Representations of cryptocurrencies and five major banks in South Korea are shown in this illustration. (The Korea Herald)
A joint task force launched by the Financial Services Commission on Wednesday kicked off its first monthly meeting on setting up a framework for digital assets like bitcoin, a week after the top financial regulator said it would work to remove regulatory uncertainty facing South Korea’s crypto industry.
Introducing a legal framework for cryptocurrencies is part of the larger deregulation initiative the FSC has been pursuing since President Yoon Suk-yeol, who had pledged to make that happen, took office in May. Industry watchers expect the change to take place as early as late this year.
“We’re here to discuss what has been talked about digital assets and come up with ways to balance consumer protections with financial stability,” FSC Vice Chairman Kim So-young said at the joint meeting attended by officials from other bodies like the Finance and Justice Ministries.
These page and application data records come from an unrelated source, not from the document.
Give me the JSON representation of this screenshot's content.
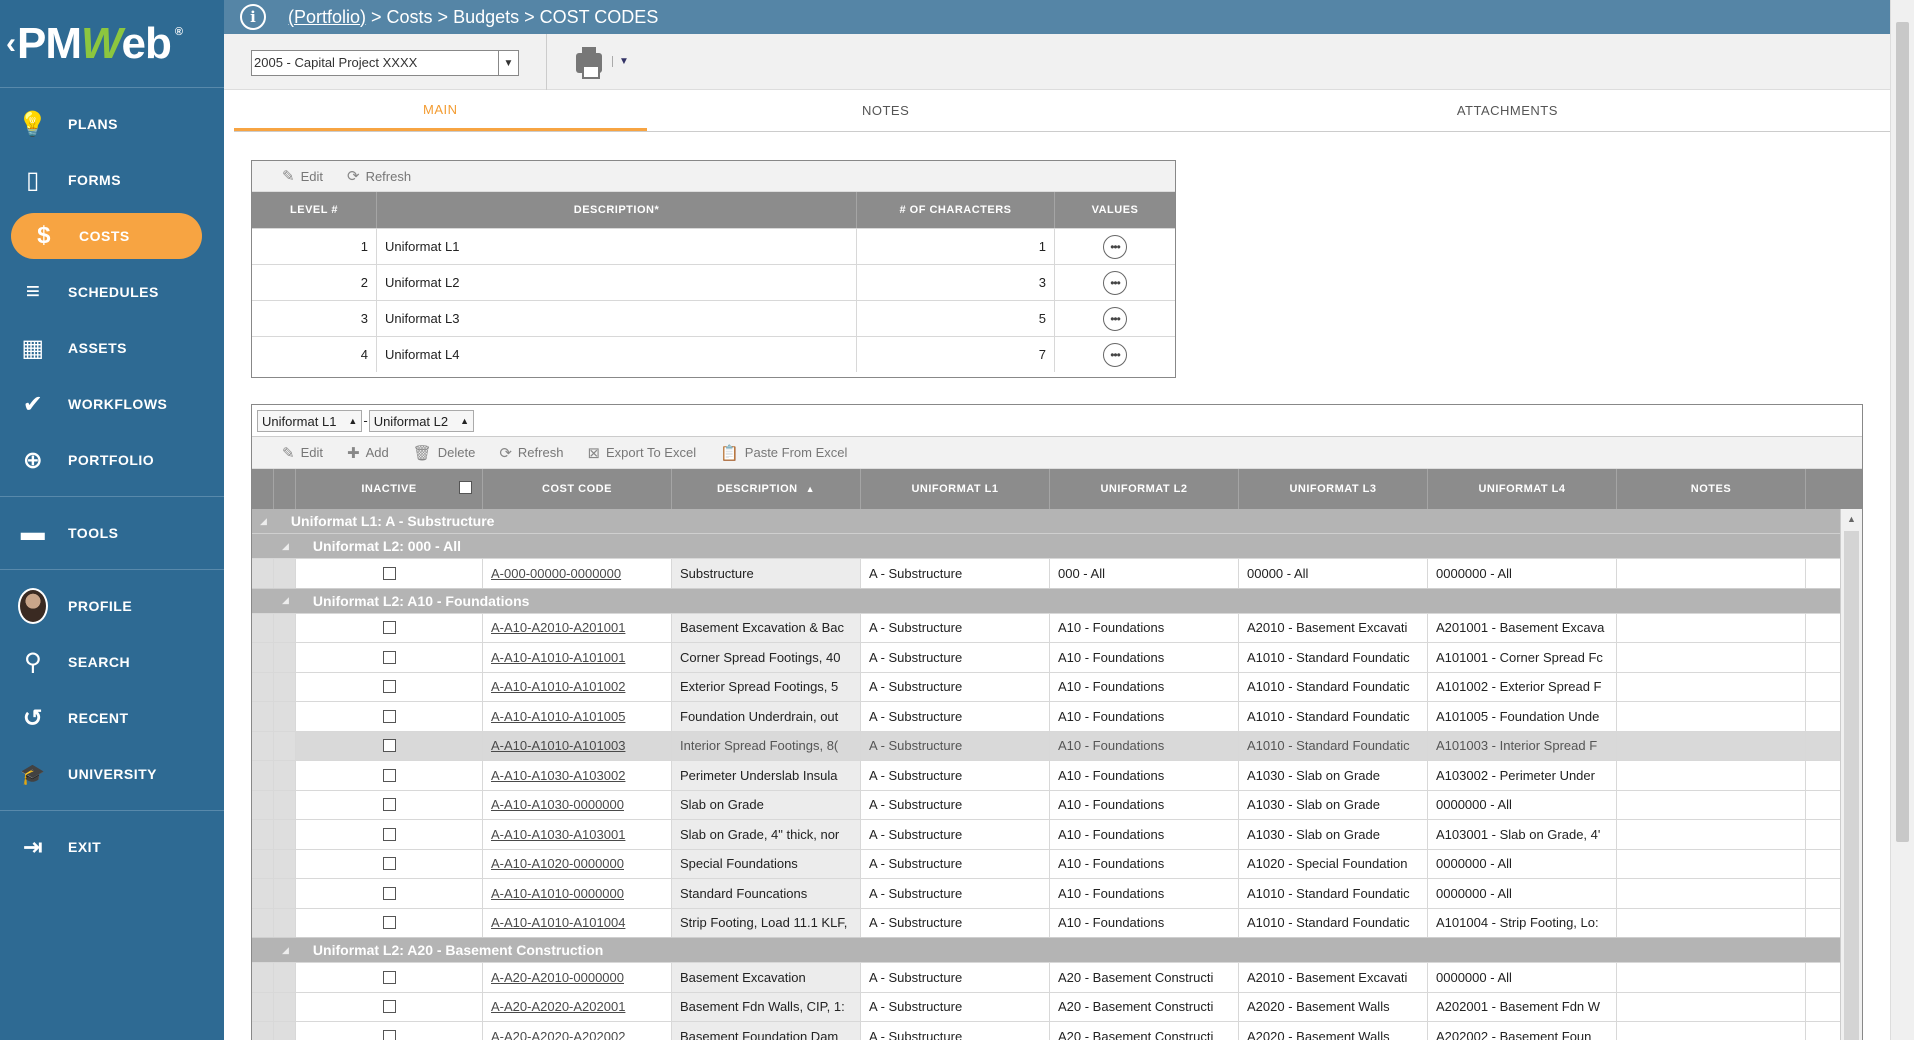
{
  "logo": {
    "text_pm": "PM",
    "text_w": "W",
    "text_eb": "eb",
    "reg": "®"
  },
  "sidebar": {
    "items": [
      {
        "label": "PLANS",
        "icon": "bulb-icon",
        "glyph": "💡"
      },
      {
        "label": "FORMS",
        "icon": "form-icon",
        "glyph": "▯"
      },
      {
        "label": "COSTS",
        "icon": "dollar-icon",
        "glyph": "$",
        "active": true
      },
      {
        "label": "SCHEDULES",
        "icon": "schedule-icon",
        "glyph": "≡"
      },
      {
        "label": "ASSETS",
        "icon": "building-icon",
        "glyph": "▦"
      },
      {
        "label": "WORKFLOWS",
        "icon": "check-icon",
        "glyph": "✔"
      },
      {
        "label": "PORTFOLIO",
        "icon": "globe-icon",
        "glyph": "⊕"
      }
    ],
    "tools": {
      "label": "TOOLS",
      "icon": "toolbox-icon",
      "glyph": "▬"
    },
    "profile": {
      "label": "PROFILE"
    },
    "search": {
      "label": "SEARCH",
      "glyph": "⚲"
    },
    "recent": {
      "label": "RECENT",
      "glyph": "↺"
    },
    "university": {
      "label": "UNIVERSITY",
      "glyph": "🎓"
    },
    "exit": {
      "label": "EXIT",
      "glyph": "⇥"
    }
  },
  "header": {
    "info": "i",
    "crumb_portfolio": "(Portfolio)",
    "crumb_rest": " > Costs > Budgets > COST CODES"
  },
  "project": {
    "selected": "2005 - Capital Project XXXX"
  },
  "tabs": [
    "MAIN",
    "NOTES",
    "ATTACHMENTS"
  ],
  "levels": {
    "toolbar": {
      "edit": "Edit",
      "refresh": "Refresh"
    },
    "headers": [
      "LEVEL #",
      "DESCRIPTION*",
      "# OF CHARACTERS",
      "VALUES"
    ],
    "rows": [
      {
        "level": "1",
        "description": "Uniformat L1",
        "chars": "1"
      },
      {
        "level": "2",
        "description": "Uniformat L2",
        "chars": "3"
      },
      {
        "level": "3",
        "description": "Uniformat L3",
        "chars": "5"
      },
      {
        "level": "4",
        "description": "Uniformat L4",
        "chars": "7"
      }
    ]
  },
  "codes": {
    "group_chips": [
      "Uniformat L1",
      "Uniformat L2"
    ],
    "toolbar": {
      "edit": "Edit",
      "add": "Add",
      "delete": "Delete",
      "refresh": "Refresh",
      "export": "Export To Excel",
      "paste": "Paste From Excel"
    },
    "headers": [
      "INACTIVE",
      "COST CODE",
      "DESCRIPTION",
      "UNIFORMAT L1",
      "UNIFORMAT L2",
      "UNIFORMAT L3",
      "UNIFORMAT L4",
      "NOTES"
    ],
    "group_l1": "Uniformat L1: A - Substructure",
    "groups": [
      {
        "title": "Uniformat L2: 000 - All",
        "rows": [
          {
            "code": "A-000-00000-0000000",
            "desc": "Substructure",
            "l1": "A - Substructure",
            "l2": "000 - All",
            "l3": "00000 - All",
            "l4": "0000000 - All"
          }
        ]
      },
      {
        "title": "Uniformat L2: A10 - Foundations",
        "rows": [
          {
            "code": "A-A10-A2010-A201001",
            "desc": "Basement Excavation & Bac",
            "l1": "A - Substructure",
            "l2": "A10 - Foundations",
            "l3": "A2010 - Basement Excavati",
            "l4": "A201001 - Basement Excava"
          },
          {
            "code": "A-A10-A1010-A101001",
            "desc": "Corner Spread Footings, 40",
            "l1": "A - Substructure",
            "l2": "A10 - Foundations",
            "l3": "A1010 - Standard Foundatic",
            "l4": "A101001 - Corner Spread Fc"
          },
          {
            "code": "A-A10-A1010-A101002",
            "desc": "Exterior Spread Footings, 5",
            "l1": "A - Substructure",
            "l2": "A10 - Foundations",
            "l3": "A1010 - Standard Foundatic",
            "l4": "A101002 - Exterior Spread F"
          },
          {
            "code": "A-A10-A1010-A101005",
            "desc": "Foundation Underdrain, out",
            "l1": "A - Substructure",
            "l2": "A10 - Foundations",
            "l3": "A1010 - Standard Foundatic",
            "l4": "A101005 - Foundation Unde"
          },
          {
            "code": "A-A10-A1010-A101003",
            "desc": "Interior Spread Footings, 8(",
            "l1": "A - Substructure",
            "l2": "A10 - Foundations",
            "l3": "A1010 - Standard Foundatic",
            "l4": "A101003 - Interior Spread F",
            "selected": true
          },
          {
            "code": "A-A10-A1030-A103002",
            "desc": "Perimeter Underslab Insula",
            "l1": "A - Substructure",
            "l2": "A10 - Foundations",
            "l3": "A1030 - Slab on Grade",
            "l4": "A103002 - Perimeter Under"
          },
          {
            "code": "A-A10-A1030-0000000",
            "desc": "Slab on Grade",
            "l1": "A - Substructure",
            "l2": "A10 - Foundations",
            "l3": "A1030 - Slab on Grade",
            "l4": "0000000 - All"
          },
          {
            "code": "A-A10-A1030-A103001",
            "desc": "Slab on Grade, 4\" thick, nor",
            "l1": "A - Substructure",
            "l2": "A10 - Foundations",
            "l3": "A1030 - Slab on Grade",
            "l4": "A103001 - Slab on Grade, 4'"
          },
          {
            "code": "A-A10-A1020-0000000",
            "desc": "Special Foundations",
            "l1": "A - Substructure",
            "l2": "A10 - Foundations",
            "l3": "A1020 - Special Foundation",
            "l4": "0000000 - All"
          },
          {
            "code": "A-A10-A1010-0000000",
            "desc": "Standard Founcations",
            "l1": "A - Substructure",
            "l2": "A10 - Foundations",
            "l3": "A1010 - Standard Foundatic",
            "l4": "0000000 - All"
          },
          {
            "code": "A-A10-A1010-A101004",
            "desc": "Strip Footing, Load 11.1 KLF,",
            "l1": "A - Substructure",
            "l2": "A10 - Foundations",
            "l3": "A1010 - Standard Foundatic",
            "l4": "A101004 - Strip Footing, Lo:"
          }
        ]
      },
      {
        "title": "Uniformat L2: A20 - Basement Construction",
        "rows": [
          {
            "code": "A-A20-A2010-0000000",
            "desc": "Basement Excavation",
            "l1": "A - Substructure",
            "l2": "A20 - Basement Constructi",
            "l3": "A2010 - Basement Excavati",
            "l4": "0000000 - All"
          },
          {
            "code": "A-A20-A2020-A202001",
            "desc": "Basement Fdn Walls, CIP, 1:",
            "l1": "A - Substructure",
            "l2": "A20 - Basement Constructi",
            "l3": "A2020 - Basement Walls",
            "l4": "A202001 - Basement Fdn W"
          },
          {
            "code": "A-A20-A2020-A202002",
            "desc": "Basement Foundation Dam",
            "l1": "A - Substructure",
            "l2": "A20 - Basement Constructi",
            "l3": "A2020 - Basement Walls",
            "l4": "A202002 - Basement Foun"
          }
        ]
      }
    ]
  }
}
Civilian experts also took part.
Cryptocurrency investors in Korea have long complained that they are not offered the same customary protections that apply when banks fail, though the crypto industry is not seen as eager to invite government intervention, saying it brings excessive scrutiny the industry wants gone in the first place.
“Digital assets could be a real threat to financial stability,” said Kim Kab-lae, head of the consumer protection research center at the Korea Capital Market Institute, referring to crypto volatility. “That’s why there’s been debate over who issues the assets and what oversight is the best.”
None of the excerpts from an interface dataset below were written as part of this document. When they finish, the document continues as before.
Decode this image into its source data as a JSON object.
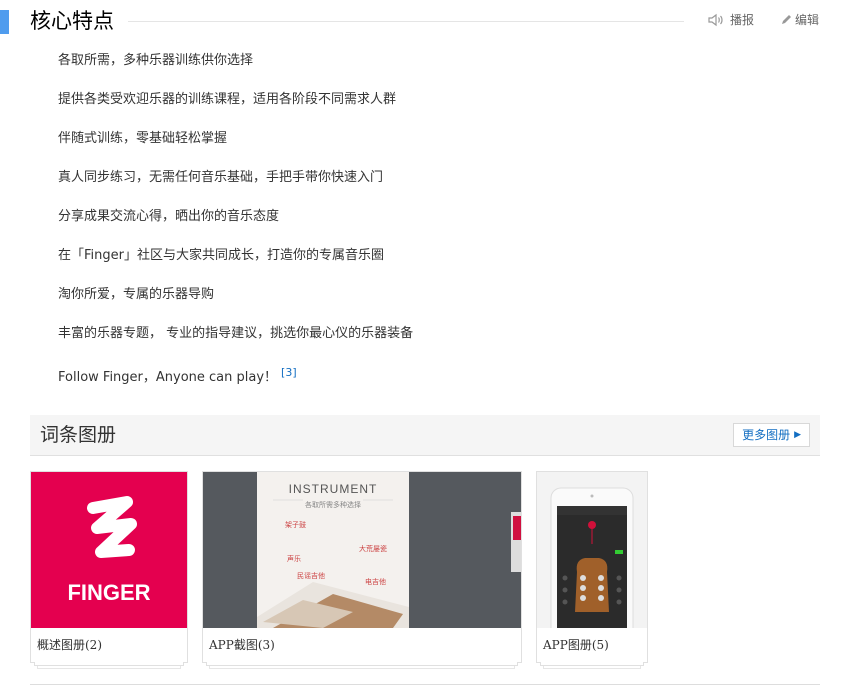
{
  "section": {
    "title": "核心特点",
    "play_label": "播报",
    "edit_label": "编辑"
  },
  "features": [
    "各取所需，多种乐器训练供你选择",
    "提供各类受欢迎乐器的训练课程，适用各阶段不同需求人群",
    "伴随式训练，零基础轻松掌握",
    "真人同步练习，无需任何音乐基础，手把手带你快速入门",
    "分享成果交流心得，晒出你的音乐态度",
    "在「Finger」社区与大家共同成长，打造你的专属音乐圈",
    "淘你所爱，专属的乐器导购",
    "丰富的乐器专题， 专业的指导建议，挑选你最心仪的乐器装备",
    "Follow Finger，Anyone can play！"
  ],
  "feature_ref": "[3]",
  "albums": {
    "title": "词条图册",
    "more_label": "更多图册",
    "items": [
      {
        "caption": "概述图册(2)",
        "logo_text": "FINGER"
      },
      {
        "caption": "APP截图(3)",
        "img_title": "INSTRUMENT",
        "img_sub": "各取所需多种选择",
        "img_labels": [
          "架子鼓",
          "大荒屡瓷",
          "声乐",
          "民谣吉他",
          "电吉他"
        ]
      },
      {
        "caption": "APP图册(5)"
      }
    ]
  },
  "colors": {
    "accent": "#4f9cee",
    "link": "#136ec2",
    "brand_red": "#e4004f"
  }
}
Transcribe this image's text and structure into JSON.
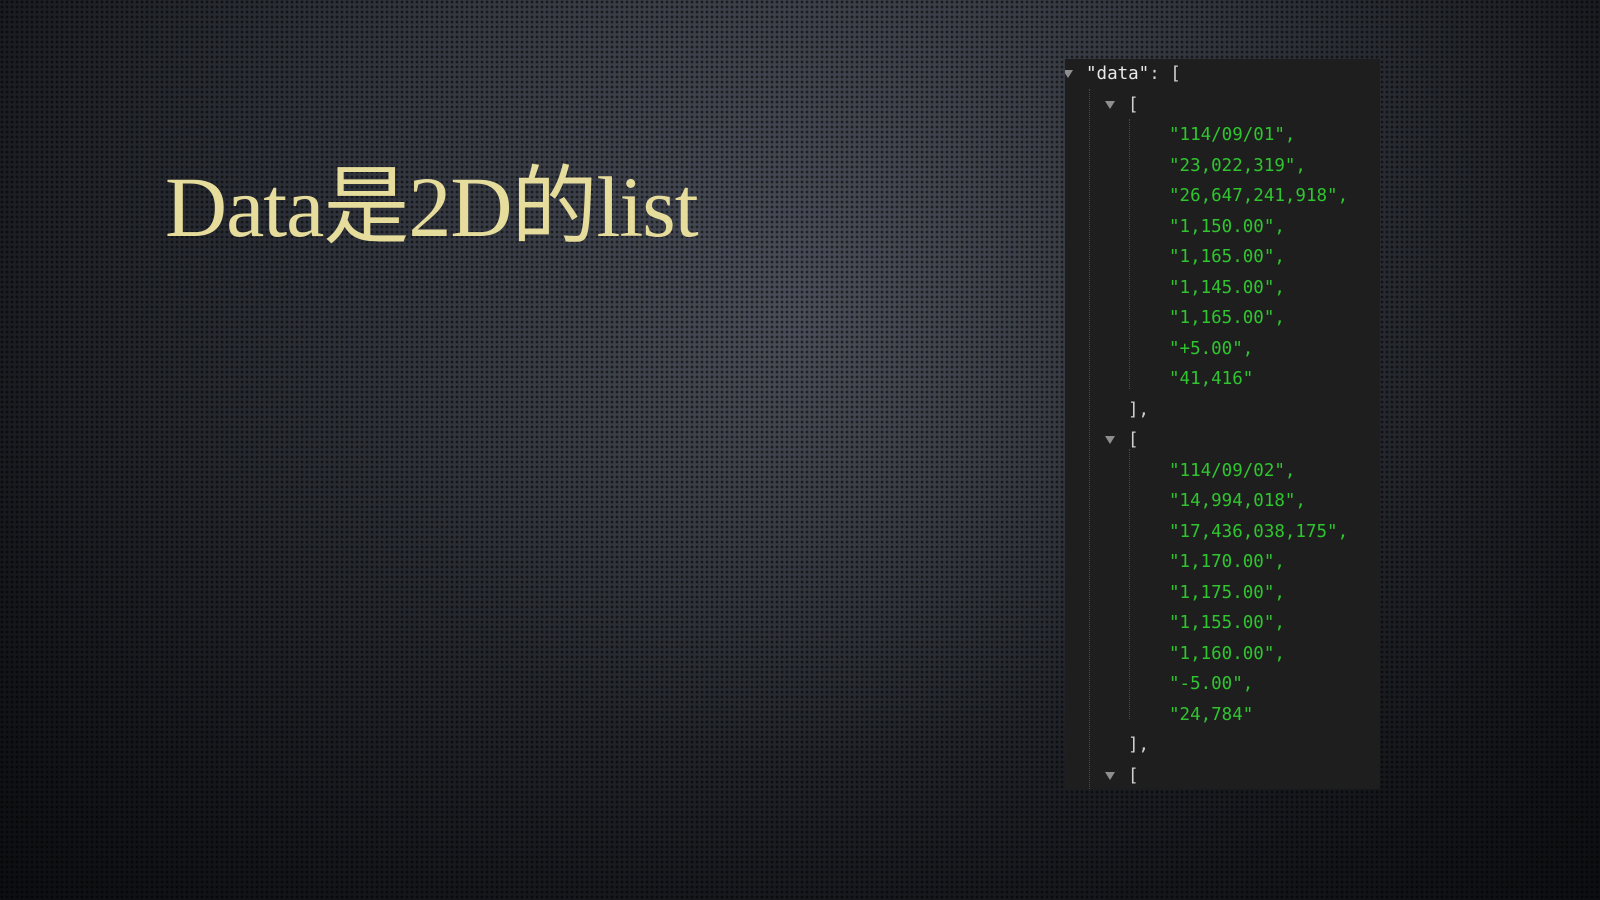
{
  "slide": {
    "title": "Data是2D的list"
  },
  "json_view": {
    "key": "\"data\"",
    "colon_open": ": [",
    "open_bracket": "[",
    "close_bracket": "],",
    "arrays": [
      {
        "values": [
          "\"114/09/01\",",
          "\"23,022,319\",",
          "\"26,647,241,918\",",
          "\"1,150.00\",",
          "\"1,165.00\",",
          "\"1,145.00\",",
          "\"1,165.00\",",
          "\"+5.00\",",
          "\"41,416\""
        ]
      },
      {
        "values": [
          "\"114/09/02\",",
          "\"14,994,018\",",
          "\"17,436,038,175\",",
          "\"1,170.00\",",
          "\"1,175.00\",",
          "\"1,155.00\",",
          "\"1,160.00\",",
          "\"-5.00\",",
          "\"24,784\""
        ]
      }
    ]
  }
}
And the task force should back efforts to make market participants handle digital assets responsibly so as to help the economy advance, Vice Chairman Kim said, noting the group should be proactive in its work despite the fact that there is little to refer to when making new rules.
There is no global body on crypto rules but in May, the International Organization of Securities Commissions suggested a joint body could be launched by next year.
“There is a wall of worry about this (crypto) in the conversations at an institutional level,“ said Ashley Alder, chair of the global market regulator’s board.
The FSC has said it will look at crypto frameworks under the European Union and Japan as it prepares legislation. The agency, which could put a bill to a National Assembly vote, has said it will send its own version to the parliament instead of watching bills lawmakers had floated turn into law.
Once the rules are drawn, authorities are expected to discuss an initial exchange offering. A byproduct of initial coin offerings, IEOs use exchanges as middlemen running due diligence on firms floating coins and marketing them to customers. Binance was the first major crypto exchange to back an IEO in 2019.